top of page

$1MM+ Office Fitout Fraud Uncovered

Professionals in corporate real estate, construction, and project management know that one of the biggest financial risks on an interior construction project is fraud within the complex and multi-tiered bidding process. It happens too often - on a small and large scale. A skilled client (or advisor) can setup the right process and controls to prevent it. But when the client's principals and agents are involved in the fraud directly, the problem could go unchecked for years.

This seems to be what happened at Bloomberg LP, the NYC-based global financial media firm. The New York Times, the Real Deal, and other sources are reporting on a criminal investigation by the New York State Police and Manhattan District Attorney,​​ regarding possible bid-rigging that may have cost Bloomberg more than $1 million on recent office buildout projects.​​

Bid Rigging Definition

Following one of the most basic and classic bid-rigging approaches, subcontractors who were involved in the scheme padded their bids for work, while the main contractor and internal executive (who analyze the bids) allegedly adjusted the numbers to make the honest bidders appear higher. The main​​ contractor and internal executive would then receive a kickback to share in the padded profits.

In the case of Bloomberg, the alleged fraud involves subcontractors for drywall and interior glass walls; the main contractor (Turner Construction), and Bloomberg's internal head of global construction (Anthony J Guzzone). Turner is one of the world's largest construction managers, with branches in 20 countries handling an annual volume of over 1,500 projects worth $10 billion.

Although neither Turner nor Guzzone have admitted guilt, Turner recently fired several employees who worked on the Bloomberg projects, and Guzzone has been fired by Bloomberg. Guzzone appears to have worked for Bloomberg for over 16 years - a tenure spanning across several of the company's previous heads of corporate real estate.

Fraud in construction projects - particularly on "end user" office interior fit-outs where the client is not a sophisticated developer or property investor - is extremely common, worldwide. The NYT article mentions a few others from recent NYC history, including the 2015 conviction of John Cassisi (head of global construction for Citi), and over $92 million in restitution and penalties recently paid by Plaza Construction, Tishman Construction, Granite Construction, Hunter Roberts Construction, and others.

There are a few best practices worth noting for those who are considering an corporate office construction project:

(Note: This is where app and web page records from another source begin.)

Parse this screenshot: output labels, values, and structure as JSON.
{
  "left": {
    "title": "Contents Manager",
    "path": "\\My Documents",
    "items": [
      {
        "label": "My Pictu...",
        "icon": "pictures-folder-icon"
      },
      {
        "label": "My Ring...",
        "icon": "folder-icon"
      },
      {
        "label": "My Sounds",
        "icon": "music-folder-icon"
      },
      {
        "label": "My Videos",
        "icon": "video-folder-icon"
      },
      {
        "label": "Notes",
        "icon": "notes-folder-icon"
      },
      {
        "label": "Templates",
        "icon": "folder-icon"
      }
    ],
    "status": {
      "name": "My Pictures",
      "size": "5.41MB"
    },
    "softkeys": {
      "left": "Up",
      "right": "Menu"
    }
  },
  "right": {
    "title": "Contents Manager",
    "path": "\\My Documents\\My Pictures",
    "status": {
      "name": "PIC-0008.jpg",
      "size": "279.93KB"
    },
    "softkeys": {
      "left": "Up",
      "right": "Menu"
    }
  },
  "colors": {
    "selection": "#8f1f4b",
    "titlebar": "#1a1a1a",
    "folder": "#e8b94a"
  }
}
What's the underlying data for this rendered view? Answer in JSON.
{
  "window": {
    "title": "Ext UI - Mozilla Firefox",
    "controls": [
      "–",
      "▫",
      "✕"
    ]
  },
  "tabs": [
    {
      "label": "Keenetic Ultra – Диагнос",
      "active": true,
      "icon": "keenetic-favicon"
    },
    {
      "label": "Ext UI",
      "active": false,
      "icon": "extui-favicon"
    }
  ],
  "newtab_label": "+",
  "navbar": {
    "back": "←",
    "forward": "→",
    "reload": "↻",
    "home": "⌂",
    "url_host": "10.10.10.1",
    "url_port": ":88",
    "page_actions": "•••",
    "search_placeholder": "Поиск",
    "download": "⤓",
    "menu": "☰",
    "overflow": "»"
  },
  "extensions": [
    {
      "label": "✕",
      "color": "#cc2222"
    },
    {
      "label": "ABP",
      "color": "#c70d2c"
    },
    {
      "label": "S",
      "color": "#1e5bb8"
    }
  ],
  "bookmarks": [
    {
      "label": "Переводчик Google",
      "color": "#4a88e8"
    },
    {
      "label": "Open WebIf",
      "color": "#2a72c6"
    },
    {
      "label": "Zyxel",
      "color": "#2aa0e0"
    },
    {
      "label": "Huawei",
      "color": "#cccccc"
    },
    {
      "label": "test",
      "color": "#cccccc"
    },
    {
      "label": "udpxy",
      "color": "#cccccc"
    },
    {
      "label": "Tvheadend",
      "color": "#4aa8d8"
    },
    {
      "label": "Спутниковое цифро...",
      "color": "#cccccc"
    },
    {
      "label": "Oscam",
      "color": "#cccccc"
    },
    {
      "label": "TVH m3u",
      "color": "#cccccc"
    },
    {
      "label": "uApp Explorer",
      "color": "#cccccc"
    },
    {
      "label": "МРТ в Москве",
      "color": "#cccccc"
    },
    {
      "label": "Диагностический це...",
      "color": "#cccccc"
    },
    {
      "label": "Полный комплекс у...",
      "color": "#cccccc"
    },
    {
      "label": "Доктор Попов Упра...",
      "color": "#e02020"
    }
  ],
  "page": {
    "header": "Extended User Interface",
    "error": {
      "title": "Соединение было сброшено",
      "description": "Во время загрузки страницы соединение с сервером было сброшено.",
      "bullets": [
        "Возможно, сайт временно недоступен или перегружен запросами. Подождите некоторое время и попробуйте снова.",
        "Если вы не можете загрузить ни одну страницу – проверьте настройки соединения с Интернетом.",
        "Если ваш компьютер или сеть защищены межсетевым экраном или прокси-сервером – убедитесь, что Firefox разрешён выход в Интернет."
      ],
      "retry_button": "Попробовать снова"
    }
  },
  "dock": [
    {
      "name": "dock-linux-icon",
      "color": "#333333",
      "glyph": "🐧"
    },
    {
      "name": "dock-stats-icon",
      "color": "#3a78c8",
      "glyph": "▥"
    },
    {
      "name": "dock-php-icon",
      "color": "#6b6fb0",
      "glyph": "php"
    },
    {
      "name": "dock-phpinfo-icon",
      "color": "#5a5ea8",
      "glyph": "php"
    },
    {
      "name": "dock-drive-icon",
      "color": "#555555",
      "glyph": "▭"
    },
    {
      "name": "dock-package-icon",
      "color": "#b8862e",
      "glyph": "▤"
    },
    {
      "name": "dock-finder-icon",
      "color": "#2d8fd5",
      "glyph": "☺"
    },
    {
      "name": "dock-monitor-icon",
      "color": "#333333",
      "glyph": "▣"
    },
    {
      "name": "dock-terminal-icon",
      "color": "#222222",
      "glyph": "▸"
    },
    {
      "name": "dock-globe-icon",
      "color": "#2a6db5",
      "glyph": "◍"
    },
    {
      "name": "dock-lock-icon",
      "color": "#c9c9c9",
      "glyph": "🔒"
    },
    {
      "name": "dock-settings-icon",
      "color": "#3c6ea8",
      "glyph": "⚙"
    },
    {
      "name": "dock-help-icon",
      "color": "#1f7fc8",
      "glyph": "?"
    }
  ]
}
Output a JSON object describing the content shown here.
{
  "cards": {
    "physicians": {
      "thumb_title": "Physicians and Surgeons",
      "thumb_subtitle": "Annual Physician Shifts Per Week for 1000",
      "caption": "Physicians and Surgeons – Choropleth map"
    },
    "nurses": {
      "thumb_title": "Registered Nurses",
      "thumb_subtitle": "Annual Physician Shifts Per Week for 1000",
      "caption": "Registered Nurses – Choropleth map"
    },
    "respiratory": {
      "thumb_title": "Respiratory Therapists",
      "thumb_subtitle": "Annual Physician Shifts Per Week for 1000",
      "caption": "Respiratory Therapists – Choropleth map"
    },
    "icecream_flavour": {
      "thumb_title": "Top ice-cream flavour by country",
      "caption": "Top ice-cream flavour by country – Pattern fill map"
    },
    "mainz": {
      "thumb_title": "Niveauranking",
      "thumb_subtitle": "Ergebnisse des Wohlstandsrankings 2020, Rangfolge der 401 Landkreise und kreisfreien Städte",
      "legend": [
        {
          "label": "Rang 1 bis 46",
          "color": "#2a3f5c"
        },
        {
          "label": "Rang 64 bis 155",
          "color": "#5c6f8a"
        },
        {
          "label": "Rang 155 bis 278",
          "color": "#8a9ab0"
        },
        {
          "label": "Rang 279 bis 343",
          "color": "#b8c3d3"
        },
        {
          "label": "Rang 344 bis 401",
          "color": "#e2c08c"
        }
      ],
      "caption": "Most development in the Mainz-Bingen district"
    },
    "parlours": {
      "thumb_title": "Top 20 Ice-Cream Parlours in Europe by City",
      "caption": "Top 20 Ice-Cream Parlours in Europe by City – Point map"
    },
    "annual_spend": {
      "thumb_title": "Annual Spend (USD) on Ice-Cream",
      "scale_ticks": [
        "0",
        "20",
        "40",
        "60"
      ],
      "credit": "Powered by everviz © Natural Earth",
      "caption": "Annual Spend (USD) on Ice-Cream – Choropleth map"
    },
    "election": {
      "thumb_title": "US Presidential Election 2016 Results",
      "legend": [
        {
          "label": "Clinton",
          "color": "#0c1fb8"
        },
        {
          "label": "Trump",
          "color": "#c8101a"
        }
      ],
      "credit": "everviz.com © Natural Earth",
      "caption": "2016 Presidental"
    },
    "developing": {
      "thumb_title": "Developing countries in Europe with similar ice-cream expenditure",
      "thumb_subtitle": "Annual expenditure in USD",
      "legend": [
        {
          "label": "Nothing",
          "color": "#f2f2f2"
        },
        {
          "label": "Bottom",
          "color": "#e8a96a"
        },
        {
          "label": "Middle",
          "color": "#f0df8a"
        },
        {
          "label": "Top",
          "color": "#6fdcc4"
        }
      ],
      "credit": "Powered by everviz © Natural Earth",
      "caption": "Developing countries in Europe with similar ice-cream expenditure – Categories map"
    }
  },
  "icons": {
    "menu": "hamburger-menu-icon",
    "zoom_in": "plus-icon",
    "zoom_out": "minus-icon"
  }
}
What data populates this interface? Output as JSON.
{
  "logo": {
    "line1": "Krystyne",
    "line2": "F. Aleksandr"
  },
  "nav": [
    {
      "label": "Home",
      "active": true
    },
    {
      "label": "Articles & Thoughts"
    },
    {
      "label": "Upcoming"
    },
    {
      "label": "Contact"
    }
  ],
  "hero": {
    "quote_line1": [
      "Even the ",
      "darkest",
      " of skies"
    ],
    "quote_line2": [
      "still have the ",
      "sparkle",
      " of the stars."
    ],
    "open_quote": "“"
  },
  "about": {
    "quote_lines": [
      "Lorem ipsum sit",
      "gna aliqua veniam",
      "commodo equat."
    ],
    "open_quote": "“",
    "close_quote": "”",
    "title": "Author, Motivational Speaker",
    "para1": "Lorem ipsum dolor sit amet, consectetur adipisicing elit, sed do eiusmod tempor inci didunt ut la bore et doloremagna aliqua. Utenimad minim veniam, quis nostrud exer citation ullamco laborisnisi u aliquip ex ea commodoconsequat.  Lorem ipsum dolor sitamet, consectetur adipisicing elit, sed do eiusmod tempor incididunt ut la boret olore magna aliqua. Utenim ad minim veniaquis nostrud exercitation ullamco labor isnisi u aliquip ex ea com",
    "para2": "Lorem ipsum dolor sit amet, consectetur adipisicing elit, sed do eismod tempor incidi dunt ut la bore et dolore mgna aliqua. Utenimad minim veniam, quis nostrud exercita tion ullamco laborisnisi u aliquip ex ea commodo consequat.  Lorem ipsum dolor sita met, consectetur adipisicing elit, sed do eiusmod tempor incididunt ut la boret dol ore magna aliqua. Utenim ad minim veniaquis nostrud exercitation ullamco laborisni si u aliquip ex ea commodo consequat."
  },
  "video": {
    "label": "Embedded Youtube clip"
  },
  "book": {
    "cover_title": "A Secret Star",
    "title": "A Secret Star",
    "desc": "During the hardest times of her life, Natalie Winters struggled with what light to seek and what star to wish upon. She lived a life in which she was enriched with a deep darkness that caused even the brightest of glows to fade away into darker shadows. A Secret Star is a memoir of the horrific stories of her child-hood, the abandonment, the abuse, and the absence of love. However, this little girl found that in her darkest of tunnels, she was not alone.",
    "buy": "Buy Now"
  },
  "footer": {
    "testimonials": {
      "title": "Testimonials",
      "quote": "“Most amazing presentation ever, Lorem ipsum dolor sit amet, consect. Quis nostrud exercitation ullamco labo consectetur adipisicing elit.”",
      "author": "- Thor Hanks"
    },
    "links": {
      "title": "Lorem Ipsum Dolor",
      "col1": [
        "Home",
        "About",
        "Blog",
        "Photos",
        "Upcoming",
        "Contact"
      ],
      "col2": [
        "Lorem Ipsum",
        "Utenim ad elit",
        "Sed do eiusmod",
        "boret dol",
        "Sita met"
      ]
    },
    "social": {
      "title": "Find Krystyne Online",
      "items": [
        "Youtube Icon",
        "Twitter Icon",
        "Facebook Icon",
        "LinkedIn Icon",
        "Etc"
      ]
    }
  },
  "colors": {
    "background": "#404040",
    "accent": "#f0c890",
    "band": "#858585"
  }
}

(1) Appoint a truly independent advisor. Project managers and construction firms often pitch their "deep market expertise" and "relationships" as reasons to be selected. While those are valuable and you can also get hurt without them, they can also make things too cozy. For a relatively small additional fee (typically less than 1% of total construction value), consider engaging a truly independent advisor who has a high volume of broad experience - in construction across multiple markets. Construction prices have some variability by geography, but that factor can be identified and isolated. Someone with expertise and relationships that are broad rather than deep will serve a very important governance and control function - in addition to bringing fresh ideas and approaches beyond just the finances. Often this type of advisor is called an "owner's rep"; they free from any conflict or relationship with the parties performing the work, and in the project team org, they sit atop the construction or project manager(s) - truly representing the interests of the client only.

(2) Don't rely exclusively on internal staff.

(3) Invite wide participation in bids, competitively bid (at every level), and insist on receiving client copies of all bid correspondence and submissions.

112 views0 comments
bottom of page